WHAT YOU NEED TO DO
With all images left out, restate the records below exactly as written.

SUPPLIED RECORDS
⟨

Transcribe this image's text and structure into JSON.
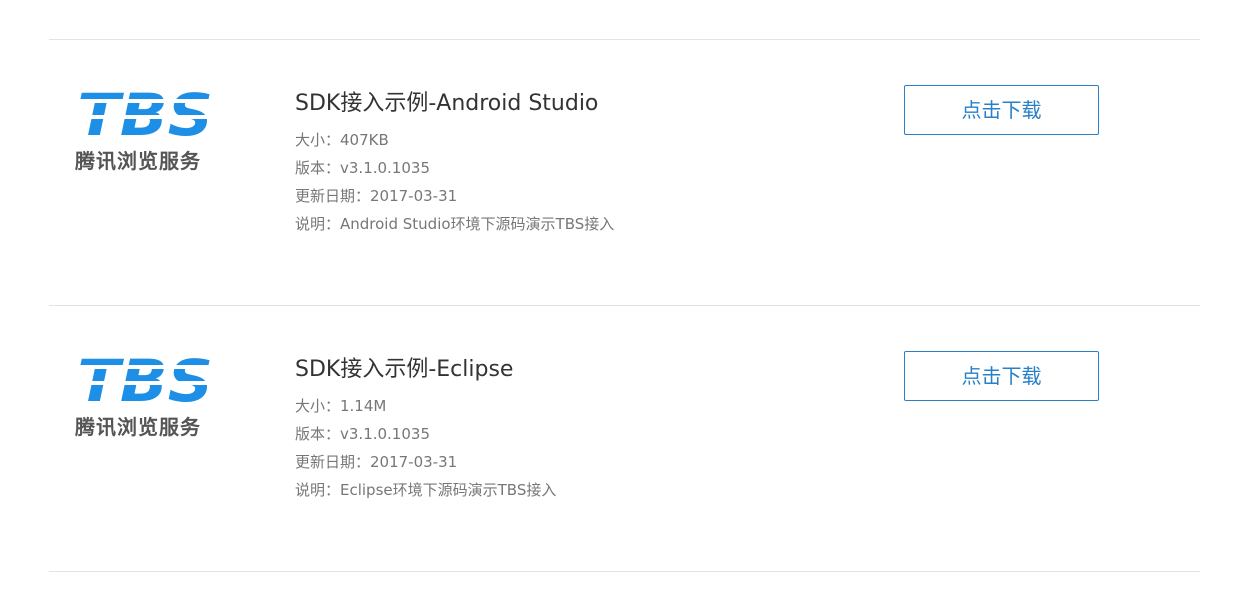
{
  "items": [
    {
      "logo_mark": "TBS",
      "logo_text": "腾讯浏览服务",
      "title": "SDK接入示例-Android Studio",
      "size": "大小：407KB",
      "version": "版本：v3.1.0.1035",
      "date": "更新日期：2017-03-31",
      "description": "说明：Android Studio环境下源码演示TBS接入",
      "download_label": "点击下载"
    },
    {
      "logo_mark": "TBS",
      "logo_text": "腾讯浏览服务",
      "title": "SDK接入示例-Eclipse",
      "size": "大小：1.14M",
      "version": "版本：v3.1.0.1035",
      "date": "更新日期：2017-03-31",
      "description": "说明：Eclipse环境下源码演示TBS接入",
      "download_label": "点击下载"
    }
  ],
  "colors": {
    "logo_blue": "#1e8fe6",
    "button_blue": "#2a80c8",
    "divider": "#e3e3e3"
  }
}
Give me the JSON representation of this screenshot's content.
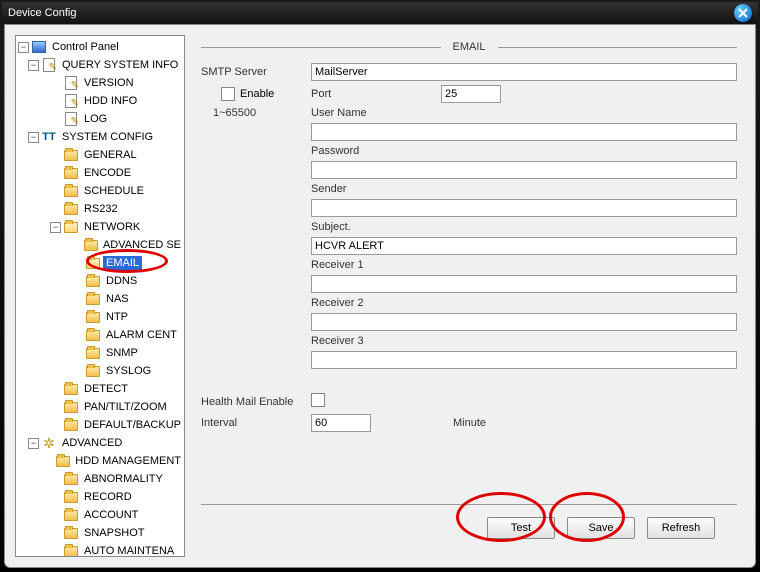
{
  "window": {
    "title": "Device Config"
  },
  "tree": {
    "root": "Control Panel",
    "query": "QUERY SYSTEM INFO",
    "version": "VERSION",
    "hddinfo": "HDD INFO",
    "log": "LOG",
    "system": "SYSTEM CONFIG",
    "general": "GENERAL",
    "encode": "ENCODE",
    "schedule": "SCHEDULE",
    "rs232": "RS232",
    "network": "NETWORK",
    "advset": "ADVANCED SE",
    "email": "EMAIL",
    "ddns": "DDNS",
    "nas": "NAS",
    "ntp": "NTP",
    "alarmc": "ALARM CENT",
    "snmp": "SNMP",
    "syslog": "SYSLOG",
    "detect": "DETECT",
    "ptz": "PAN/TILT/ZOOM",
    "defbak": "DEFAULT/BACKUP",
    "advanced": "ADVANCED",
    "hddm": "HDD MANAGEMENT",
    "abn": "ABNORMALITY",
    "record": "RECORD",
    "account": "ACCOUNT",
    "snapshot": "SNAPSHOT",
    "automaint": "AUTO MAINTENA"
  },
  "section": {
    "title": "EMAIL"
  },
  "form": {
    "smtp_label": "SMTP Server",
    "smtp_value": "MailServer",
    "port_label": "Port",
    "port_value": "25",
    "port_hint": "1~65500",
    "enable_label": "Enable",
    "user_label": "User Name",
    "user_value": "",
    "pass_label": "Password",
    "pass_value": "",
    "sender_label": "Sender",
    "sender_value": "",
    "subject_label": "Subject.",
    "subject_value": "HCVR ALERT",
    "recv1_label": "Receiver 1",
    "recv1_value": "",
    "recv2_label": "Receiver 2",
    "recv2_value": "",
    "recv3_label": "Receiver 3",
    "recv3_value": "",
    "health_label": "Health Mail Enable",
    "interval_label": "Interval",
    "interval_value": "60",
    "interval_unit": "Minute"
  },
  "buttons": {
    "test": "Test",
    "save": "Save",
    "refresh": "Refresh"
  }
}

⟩

YOUR SOLUTION
Transcribe this image's text and structure into JSON.
{
  "items": [
    {
      "logo_mark": "TBS",
      "logo_text": "腾讯浏览服务",
      "title": "SDK接入示例-Android Studio",
      "size": "大小：407KB",
      "version": "版本：v3.1.0.1035",
      "date": "更新日期：2017-03-31",
      "description": "说明：Android Studio环境下源码演示TBS接入",
      "download_label": "点击下载"
    },
    {
      "logo_mark": "TBS",
      "logo_text": "腾讯浏览服务",
      "title": "SDK接入示例-Eclipse",
      "size": "大小：1.14M",
      "version": "版本：v3.1.0.1035",
      "date": "更新日期：2017-03-31",
      "description": "说明：Eclipse环境下源码演示TBS接入",
      "download_label": "点击下载"
    }
  ],
  "colors": {
    "logo_blue": "#1e8fe6",
    "button_blue": "#2a80c8",
    "divider": "#e3e3e3"
  }
}
Give me the JSON representation of this screenshot's content.
{
  "window": {
    "title": "Device Config"
  },
  "tree": {
    "root": "Control Panel",
    "query": "QUERY SYSTEM INFO",
    "version": "VERSION",
    "hddinfo": "HDD INFO",
    "log": "LOG",
    "system": "SYSTEM CONFIG",
    "general": "GENERAL",
    "encode": "ENCODE",
    "schedule": "SCHEDULE",
    "rs232": "RS232",
    "network": "NETWORK",
    "advset": "ADVANCED SE",
    "email": "EMAIL",
    "ddns": "DDNS",
    "nas": "NAS",
    "ntp": "NTP",
    "alarmc": "ALARM CENT",
    "snmp": "SNMP",
    "syslog": "SYSLOG",
    "detect": "DETECT",
    "ptz": "PAN/TILT/ZOOM",
    "defbak": "DEFAULT/BACKUP",
    "advanced": "ADVANCED",
    "hddm": "HDD MANAGEMENT",
    "abn": "ABNORMALITY",
    "record": "RECORD",
    "account": "ACCOUNT",
    "snapshot": "SNAPSHOT",
    "automaint": "AUTO MAINTENA"
  },
  "section": {
    "title": "EMAIL"
  },
  "form": {
    "smtp_label": "SMTP Server",
    "smtp_value": "MailServer",
    "port_label": "Port",
    "port_value": "25",
    "port_hint": "1~65500",
    "enable_label": "Enable",
    "user_label": "User Name",
    "user_value": "",
    "pass_label": "Password",
    "pass_value": "",
    "sender_label": "Sender",
    "sender_value": "",
    "subject_label": "Subject.",
    "subject_value": "HCVR ALERT",
    "recv1_label": "Receiver 1",
    "recv1_value": "",
    "recv2_label": "Receiver 2",
    "recv2_value": "",
    "recv3_label": "Receiver 3",
    "recv3_value": "",
    "health_label": "Health Mail Enable",
    "interval_label": "Interval",
    "interval_value": "60",
    "interval_unit": "Minute"
  },
  "buttons": {
    "test": "Test",
    "save": "Save",
    "refresh": "Refresh"
  }
}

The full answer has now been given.